On his part, Athanasios Orphanides former Central Bnaker of Cyprus during the crucial time period 2007-2012 explains what was going wrong:
Though Cyprus only hit the front pages in the last month, its crisis has been years in the making. Athanasios Orphanides was governor of the Central Bank of Cyprus from 2007 to 2012, giving him a seat on the European Central Bank’s governing council and oversight of Cyprus’ banks. In an interview with The Economist, Mr Orphanides gives his views on how the crisis came about: exposure to Greece and the global financial crisis; decisions by the former communist government (with whom Mr Orphanides had a strained relationship); and flawed decisions by Europe’s governments. Mr Orphanides was raised in Cyprus, received his PhD in economics from the Massachusetts Institute of Technology and was an adviser at the Federal Reserve Board. He is now a lecturer at MIT and a fellow at the Center for Financial Studies at the Goethe University of Frankfurt. The following is an edited transcript of the interview, conducted over the telephone and in writing in the last week. Give us the political and historical background for how Cyprus ended up in the euro area. Cyprus joined the EU in 2004 and immediately wanted to get into the euro area for the express purpose of completing as quickly as possible the union with the core of Europe. It was done because the public thought that would be beneficial for political reasons, not economic reasons. The strategic location of the island has made it a target over the millennia of various powers, and the country is just too small and weak.
How did it come to have such a large financial sector with such large Russian deposits?

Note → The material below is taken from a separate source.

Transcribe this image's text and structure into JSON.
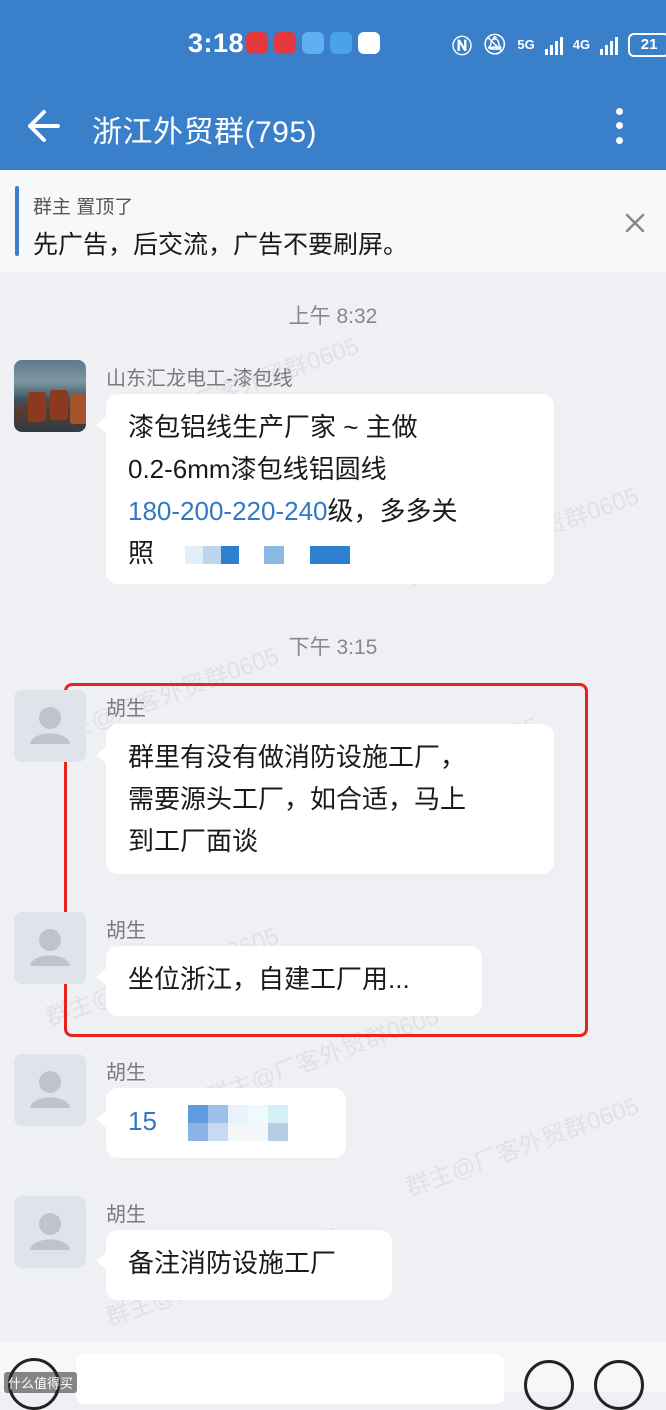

Cyprus had developed its financial center over three decades ago by having double taxation treaties with a number of countries, the Soviet Union for example. That means if profits are booked and earned and taxed in Cyprus, they are not taxed again in the other country. Russian deposits are there because Cyprus has a low corporate tax rate, much like Malta and Luxembourg, which annoys some people in Europe…
But tourism remains the big hope for Cyprus:
Cyprus’s financial crisis is barely perceptible from the beach in this resort city on the sunny southern coast, where foreign tourists stroll along the shore relatively unscathed by the nation’s troubles. But under the surface tranquillity, many Cypriots fret that the nation’s crisis will not only imperil its ability to draw foreign depositors and businesses, but could also deal a blow to another pillar of the economy: foreign tourism. Direct revenue from tourism accounts for about 10% of the island’s gross domestic product, according to government estimates; the industry says the indirect contribution is far larger. Last year, Cyprus welcomed nearly 2.5 million visitors from abroad, roughly twice the island’s population. Any drop in the number of bookings during the busy summer season could compound the nation’s troubles, with some economists already predicting a double-digit hit to Cyprus’s economy this year because of fallout from the banking crisis.
Finally, the re-modeling of the economy in Cyprus remains the biggest challenge for attracting new investements…